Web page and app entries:
────────────────
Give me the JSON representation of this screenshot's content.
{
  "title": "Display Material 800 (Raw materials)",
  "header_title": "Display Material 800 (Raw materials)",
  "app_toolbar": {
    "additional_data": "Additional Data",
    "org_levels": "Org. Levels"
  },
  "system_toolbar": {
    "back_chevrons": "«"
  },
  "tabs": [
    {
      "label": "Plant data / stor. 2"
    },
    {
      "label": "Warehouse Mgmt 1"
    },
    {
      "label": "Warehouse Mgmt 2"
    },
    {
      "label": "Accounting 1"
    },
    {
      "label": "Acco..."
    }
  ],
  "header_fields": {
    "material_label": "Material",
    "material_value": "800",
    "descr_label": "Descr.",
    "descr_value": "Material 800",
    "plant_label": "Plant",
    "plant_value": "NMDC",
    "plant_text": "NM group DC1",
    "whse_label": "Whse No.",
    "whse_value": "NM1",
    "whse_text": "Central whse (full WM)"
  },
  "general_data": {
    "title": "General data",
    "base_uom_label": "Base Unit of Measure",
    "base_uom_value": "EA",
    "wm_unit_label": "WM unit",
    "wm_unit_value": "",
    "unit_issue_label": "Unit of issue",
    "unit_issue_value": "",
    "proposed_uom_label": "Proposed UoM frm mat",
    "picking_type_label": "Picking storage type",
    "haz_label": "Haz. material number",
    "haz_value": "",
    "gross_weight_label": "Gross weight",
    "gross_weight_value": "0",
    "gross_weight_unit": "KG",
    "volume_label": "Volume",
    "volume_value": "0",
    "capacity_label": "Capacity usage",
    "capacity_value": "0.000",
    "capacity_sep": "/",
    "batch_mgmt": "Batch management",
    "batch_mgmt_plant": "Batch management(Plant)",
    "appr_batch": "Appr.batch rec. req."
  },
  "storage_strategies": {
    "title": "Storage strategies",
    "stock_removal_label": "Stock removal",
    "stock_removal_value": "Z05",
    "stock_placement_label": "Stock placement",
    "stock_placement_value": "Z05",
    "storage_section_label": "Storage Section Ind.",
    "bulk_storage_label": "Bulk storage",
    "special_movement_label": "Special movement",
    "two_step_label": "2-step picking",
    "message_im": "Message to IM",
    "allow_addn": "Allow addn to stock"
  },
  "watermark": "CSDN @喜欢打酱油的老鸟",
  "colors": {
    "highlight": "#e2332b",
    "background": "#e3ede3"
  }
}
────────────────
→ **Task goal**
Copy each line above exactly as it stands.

→ **Task answer**
Give me the JSON representation of this screenshot's content.
{
  "title": "Display Material 800 (Raw materials)",
  "header_title": "Display Material 800 (Raw materials)",
  "app_toolbar": {
    "additional_data": "Additional Data",
    "org_levels": "Org. Levels"
  },
  "system_toolbar": {
    "back_chevrons": "«"
  },
  "tabs": [
    {
      "label": "Plant data / stor. 2"
    },
    {
      "label": "Warehouse Mgmt 1"
    },
    {
      "label": "Warehouse Mgmt 2"
    },
    {
      "label": "Accounting 1"
    },
    {
      "label": "Acco..."
    }
  ],
  "header_fields": {
    "material_label": "Material",
    "material_value": "800",
    "descr_label": "Descr.",
    "descr_value": "Material 800",
    "plant_label": "Plant",
    "plant_value": "NMDC",
    "plant_text": "NM group DC1",
    "whse_label": "Whse No.",
    "whse_value": "NM1",
    "whse_text": "Central whse (full WM)"
  },
  "general_data": {
    "title": "General data",
    "base_uom_label": "Base Unit of Measure",
    "base_uom_value": "EA",
    "wm_unit_label": "WM unit",
    "wm_unit_value": "",
    "unit_issue_label": "Unit of issue",
    "unit_issue_value": "",
    "proposed_uom_label": "Proposed UoM frm mat",
    "picking_type_label": "Picking storage type",
    "haz_label": "Haz. material number",
    "haz_value": "",
    "gross_weight_label": "Gross weight",
    "gross_weight_value": "0",
    "gross_weight_unit": "KG",
    "volume_label": "Volume",
    "volume_value": "0",
    "capacity_label": "Capacity usage",
    "capacity_value": "0.000",
    "capacity_sep": "/",
    "batch_mgmt": "Batch management",
    "batch_mgmt_plant": "Batch management(Plant)",
    "appr_batch": "Appr.batch rec. req."
  },
  "storage_strategies": {
    "title": "Storage strategies",
    "stock_removal_label": "Stock removal",
    "stock_removal_value": "Z05",
    "stock_placement_label": "Stock placement",
    "stock_placement_value": "Z05",
    "storage_section_label": "Storage Section Ind.",
    "bulk_storage_label": "Bulk storage",
    "special_movement_label": "Special movement",
    "two_step_label": "2-step picking",
    "message_im": "Message to IM",
    "allow_addn": "Allow addn to stock"
  },
  "watermark": "CSDN @喜欢打酱油的老鸟",
  "colors": {
    "highlight": "#e2332b",
    "background": "#e3ede3"
  }
}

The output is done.